- EXERCISE REQUIREMENTS -
In the data below, find each line carrying the string "folder" and copy it out.

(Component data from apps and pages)

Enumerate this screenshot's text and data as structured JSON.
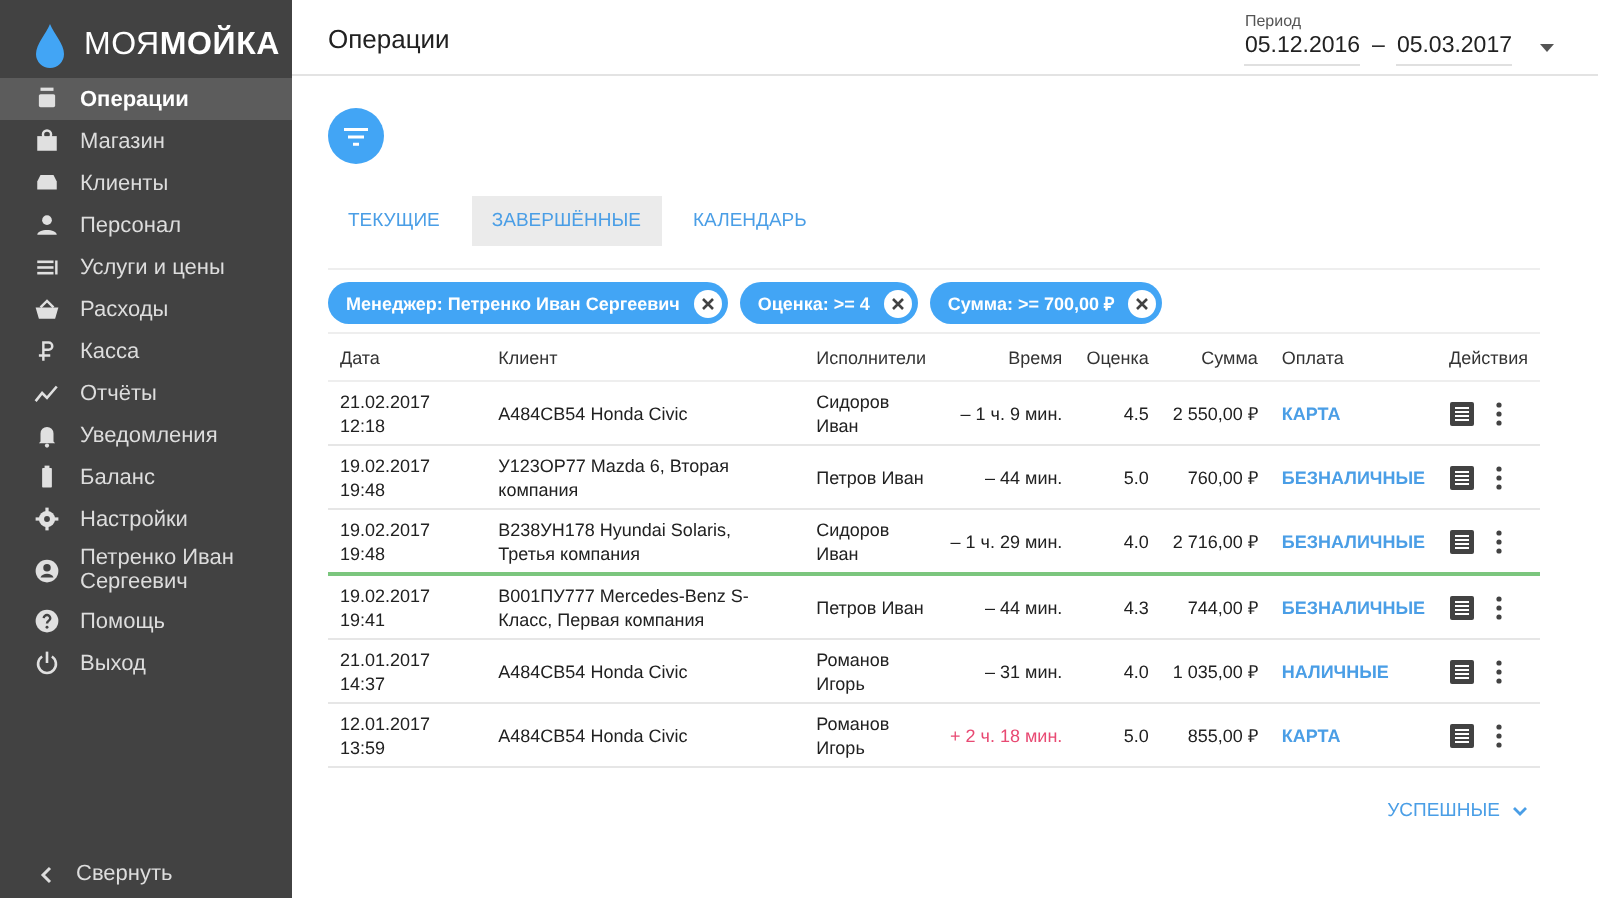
{
  "logo": {
    "light": "МОЯ",
    "bold": "МОЙКА"
  },
  "sidebar": {
    "items": [
      {
        "label": "Операции",
        "selected": true
      },
      {
        "label": "Магазин",
        "selected": false
      },
      {
        "label": "Клиенты",
        "selected": false
      },
      {
        "label": "Персонал",
        "selected": false
      },
      {
        "label": "Услуги и цены",
        "selected": false
      },
      {
        "label": "Расходы",
        "selected": false
      },
      {
        "label": "Касса",
        "selected": false
      },
      {
        "label": "Отчёты",
        "selected": false
      },
      {
        "label": "Уведомления",
        "selected": false
      },
      {
        "label": "Баланс",
        "selected": false
      },
      {
        "label": "Настройки",
        "selected": false
      },
      {
        "label": "Петренко Иван Сергеевич",
        "selected": false
      },
      {
        "label": "Помощь",
        "selected": false
      },
      {
        "label": "Выход",
        "selected": false
      }
    ],
    "collapse": "Свернуть"
  },
  "header": {
    "title": "Операции",
    "period_label": "Период",
    "date_from": "05.12.2016",
    "separator": "–",
    "date_to": "05.03.2017"
  },
  "tabs": [
    {
      "label": "ТЕКУЩИЕ",
      "selected": false
    },
    {
      "label": "ЗАВЕРШЁННЫЕ",
      "selected": true
    },
    {
      "label": "КАЛЕНДАРЬ",
      "selected": false
    }
  ],
  "filters": [
    "Менеджер: Петренко Иван Сергеевич",
    "Оценка: >= 4",
    "Сумма: >= 700,00 ₽"
  ],
  "table": {
    "columns": [
      "Дата",
      "Клиент",
      "Исполнители",
      "Время",
      "Оценка",
      "Сумма",
      "Оплата",
      "Действия"
    ],
    "rows": [
      {
        "date": "21.02.2017 12:18",
        "client": "А484СВ54 Honda Civic",
        "performers": "Сидоров Иван",
        "time": "– 1 ч. 9 мин.",
        "overdue": false,
        "rating": "4.5",
        "sum": "2 550,00 ₽",
        "payment": "КАРТА",
        "marked": false
      },
      {
        "date": "19.02.2017 19:48",
        "client": "У123ОР77 Mazda 6, Вторая компания",
        "performers": "Петров Иван",
        "time": "– 44 мин.",
        "overdue": false,
        "rating": "5.0",
        "sum": "760,00 ₽",
        "payment": "БЕЗНАЛИЧНЫЕ",
        "marked": false
      },
      {
        "date": "19.02.2017 19:48",
        "client": "В238УН178 Hyundai Solaris, Третья компания",
        "performers": "Сидоров Иван",
        "time": "– 1 ч. 29 мин.",
        "overdue": false,
        "rating": "4.0",
        "sum": "2 716,00 ₽",
        "payment": "БЕЗНАЛИЧНЫЕ",
        "marked": true
      },
      {
        "date": "19.02.2017 19:41",
        "client": "В001ПУ777 Mercedes-Benz S-Класс, Первая компания",
        "performers": "Петров Иван",
        "time": "– 44 мин.",
        "overdue": false,
        "rating": "4.3",
        "sum": "744,00 ₽",
        "payment": "БЕЗНАЛИЧНЫЕ",
        "marked": false
      },
      {
        "date": "21.01.2017 14:37",
        "client": "А484СВ54 Honda Civic",
        "performers": "Романов Игорь",
        "time": "– 31 мин.",
        "overdue": false,
        "rating": "4.0",
        "sum": "1 035,00 ₽",
        "payment": "НАЛИЧНЫЕ",
        "marked": false
      },
      {
        "date": "12.01.2017 13:59",
        "client": "А484СВ54 Honda Civic",
        "performers": "Романов Игорь",
        "time": "+ 2 ч. 18 мин.",
        "overdue": true,
        "rating": "5.0",
        "sum": "855,00 ₽",
        "payment": "КАРТА",
        "marked": false
      }
    ]
  },
  "more": "УСПЕШНЫЕ"
}
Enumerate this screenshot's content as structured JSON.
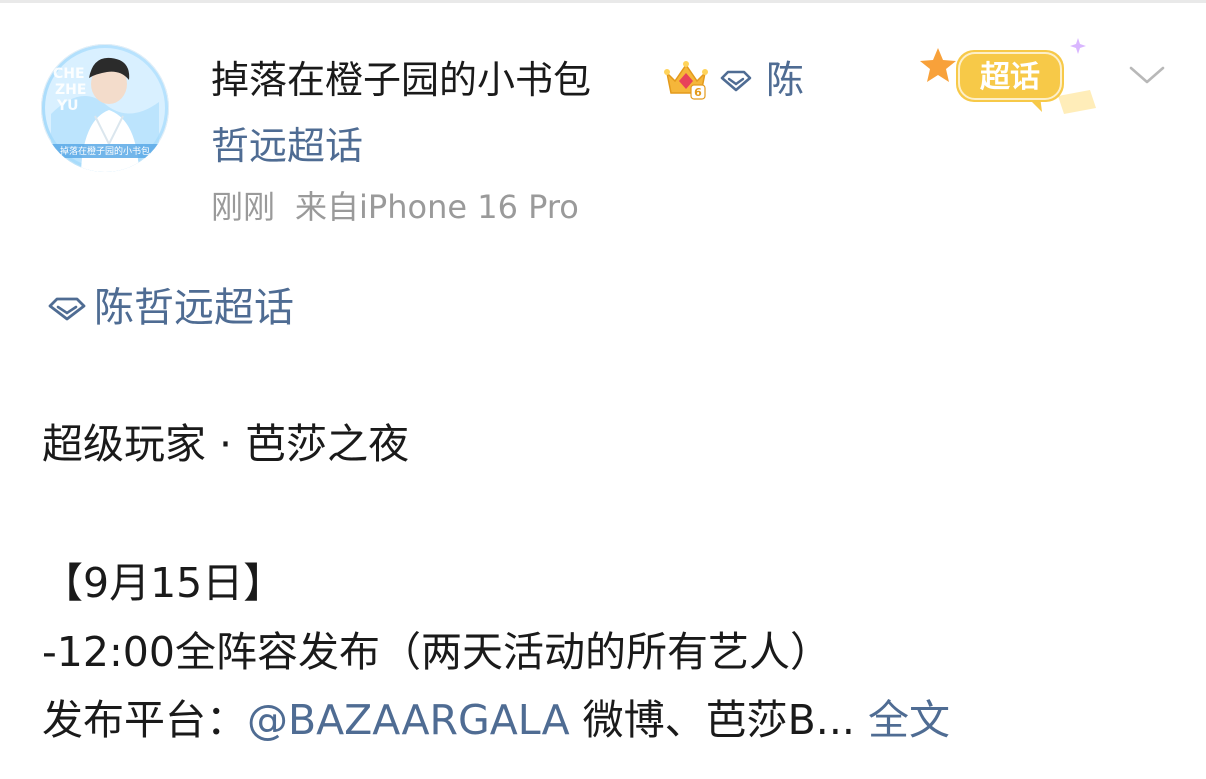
{
  "post": {
    "username": "掉落在橙子园的小书包",
    "topic_name_part1": "陈",
    "topic_name_part2": "哲远超话",
    "timestamp": "刚刚",
    "source": "来自iPhone 16 Pro",
    "badge_label": "超话",
    "crown_level": "6",
    "avatar_text_top": "CHE ZHE YU",
    "avatar_text_banner": "掉落在橙子园的小书包"
  },
  "content": {
    "topic_tag": "陈哲远超话",
    "title_line": "超级玩家 · 芭莎之夜",
    "date_line": "【9月15日】",
    "schedule_line": "-12:00全阵容发布（两天活动的所有艺人）",
    "platform_label": "发布平台：",
    "platform_mention": "@BAZAARGALA",
    "platform_rest": " 微博、芭莎B...",
    "more_label": " 全文"
  },
  "icons": {
    "crown": "crown-level-icon",
    "topic": "super-topic-diamond-icon",
    "badge": "chaohua-badge-icon",
    "menu": "chevron-down-icon"
  },
  "colors": {
    "link": "#4f6c93",
    "meta": "#9a9a9a",
    "text": "#1a1a1a",
    "badge": "#f7c948"
  }
}
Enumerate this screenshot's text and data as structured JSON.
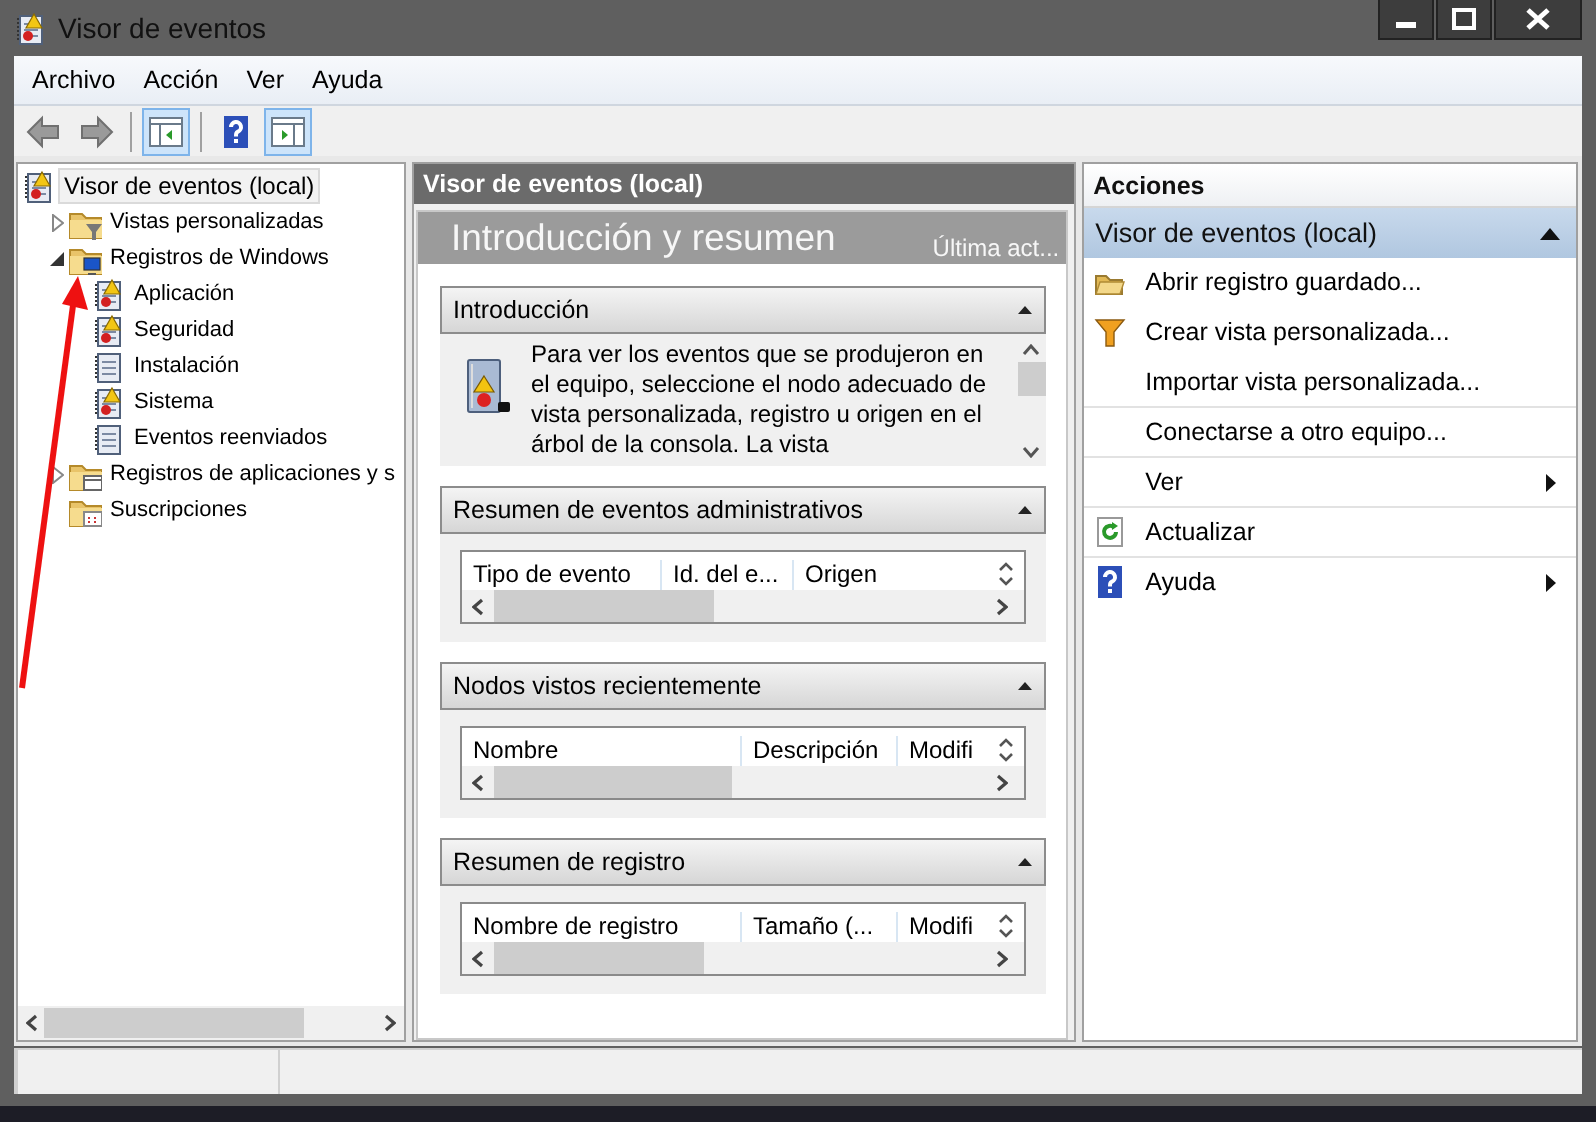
{
  "window": {
    "title": "Visor de eventos"
  },
  "menu": [
    {
      "label": "Archivo"
    },
    {
      "label": "Acción"
    },
    {
      "label": "Ver"
    },
    {
      "label": "Ayuda"
    }
  ],
  "toolbar": [
    {
      "kind": "back",
      "pressed": false
    },
    {
      "kind": "forward",
      "pressed": false
    },
    {
      "kind": "separator"
    },
    {
      "kind": "tree-toggle",
      "pressed": true
    },
    {
      "kind": "separator"
    },
    {
      "kind": "help",
      "pressed": false
    },
    {
      "kind": "actions-toggle",
      "pressed": true
    }
  ],
  "tree": [
    {
      "label": "Visor de eventos (local)",
      "kind": "log-warning",
      "selected": true,
      "children": [
        {
          "label": "Vistas personalizadas",
          "kind": "folder-filter",
          "selected": false,
          "expanded": false
        },
        {
          "label": "Registros de Windows",
          "kind": "folder-computer",
          "selected": false,
          "expanded": true,
          "children": [
            {
              "label": "Aplicación",
              "kind": "log-warning",
              "selected": false
            },
            {
              "label": "Seguridad",
              "kind": "log-warning",
              "selected": false
            },
            {
              "label": "Instalación",
              "kind": "log-plain",
              "selected": false
            },
            {
              "label": "Sistema",
              "kind": "log-warning",
              "selected": false
            },
            {
              "label": "Eventos reenviados",
              "kind": "log-plain",
              "selected": false
            }
          ]
        },
        {
          "label": "Registros de aplicaciones y s",
          "kind": "folder-window",
          "selected": false,
          "expanded": false
        },
        {
          "label": "Suscripciones",
          "kind": "folder-calendar",
          "selected": false
        }
      ]
    }
  ],
  "center": {
    "header": "Visor de eventos (local)",
    "title": "Introducción y resumen",
    "updated": "Última act...",
    "sections": [
      {
        "kind": "text",
        "title": "Introducción",
        "expanded": true,
        "text": "Para ver los eventos que se produjeron en el equipo, seleccione el nodo adecuado de vista personalizada, registro u origen en el árbol de la consola. La vista"
      },
      {
        "kind": "table",
        "title": "Resumen de eventos administrativos",
        "expanded": true,
        "columns": [
          "Tipo de evento",
          "Id. del e...",
          "Origen"
        ]
      },
      {
        "kind": "table",
        "title": "Nodos vistos recientemente",
        "expanded": true,
        "columns": [
          "Nombre",
          "Descripción",
          "Modifi"
        ]
      },
      {
        "kind": "table",
        "title": "Resumen de registro",
        "expanded": true,
        "columns": [
          "Nombre de registro",
          "Tamaño (...",
          "Modifi"
        ]
      }
    ]
  },
  "actions": {
    "title": "Acciones",
    "group": {
      "title": "Visor de eventos (local)",
      "expanded": true
    },
    "items": [
      {
        "label": "Abrir registro guardado...",
        "kind": "folder",
        "submenu": false,
        "divider": false
      },
      {
        "label": "Crear vista personalizada...",
        "kind": "filter",
        "submenu": false,
        "divider": false
      },
      {
        "label": "Importar vista personalizada...",
        "kind": "none",
        "submenu": false,
        "divider": true
      },
      {
        "label": "Conectarse a otro equipo...",
        "kind": "none",
        "submenu": false,
        "divider": true
      },
      {
        "label": "Ver",
        "kind": "none",
        "submenu": true,
        "divider": true
      },
      {
        "label": "Actualizar",
        "kind": "refresh",
        "submenu": false,
        "divider": true
      },
      {
        "label": "Ayuda",
        "kind": "help",
        "submenu": true,
        "divider": false
      }
    ]
  },
  "annotation": {
    "kind": "arrow"
  }
}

- COMPLETED EXERCISE -
          "kind": "folder-filter",
          "kind": "folder-computer",
          "kind": "folder-window",
          "kind": "folder-calendar",
        "kind": "folder",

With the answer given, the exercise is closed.